Apple has become the latest company to suffer the impact of coronavirus, warning its iPhone supplies will be “constrained” as fewer than expected Chinese employees return to work
The tech giant said its revenues would now fall short of forecasts as both production and sales had been hit following an extended break for the Lunar New Year to deal with the outbreak of coronavirus.
In a statement, Apple said while component production is starting to resume around China, it is still “experiencing a slower return to normal conditions” than initially anticipated.
“Worldwide iPhone supply will be temporarily constrained” while “supply shortages will temporarily affect revenues worldwide,” it said.
“While our iPhone manufacturing partner sites are located outside the Hubei province, they are ramping up more slowly than we had anticipated,” it continued.
The update follows Apple CEO, Tim Cook, telling investors in January that it was working on mitigation plans to make up for production losses.
Meanwhile, earlier this month, Foxconn - one of Apple’s key manufacturers - announced it would be switching part of its production line to manufacturing surgical masks to meet growing consumer demand.
Although Foxconn received the green light to resume activities at two of its major plants in Zhengzhou and Shenzhen last week, only 10% of its workforce has so-far returned following the extended break, according to Reuters.
Apple’s woes come as research firm Dun & Bradstreet revealed more than 5m businesses could be impacted by shutdowns of suppliers in China.
Researchers found 51,000 companies worldwide have one or more tier one suppliers in the impacted region, while at least 5m have one or more tier two suppliers.
It found the top five major sectors - services, wholesale trade, manufacturing, retail and financial services - account for more than 80% of businesses within impacted provinces.
Milan Vranic, head of contract compliance at accountancy firm HW Fisher said: “It is essential for businesses to take proactive measures and assess the impact the virus is having on their extended enterprise and how they can mitigate the knock-on effects.”

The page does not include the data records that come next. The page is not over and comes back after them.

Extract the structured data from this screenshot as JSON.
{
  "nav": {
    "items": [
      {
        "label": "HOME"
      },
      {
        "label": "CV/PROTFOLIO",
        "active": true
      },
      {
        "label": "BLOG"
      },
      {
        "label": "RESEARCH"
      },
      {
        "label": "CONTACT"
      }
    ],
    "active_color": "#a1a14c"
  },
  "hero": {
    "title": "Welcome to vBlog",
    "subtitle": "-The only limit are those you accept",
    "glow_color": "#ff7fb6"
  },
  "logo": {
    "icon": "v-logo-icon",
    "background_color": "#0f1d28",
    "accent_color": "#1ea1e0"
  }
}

He added: “Leaders should be focused on identifying key suppliers that are most at-risk; making sure the right processes are in place to address disruption. This is a vulnerable time for businesses of all sizes, and they must face this head on to ensure they minimise financial losses associated with any breakdown in their ability to operate.”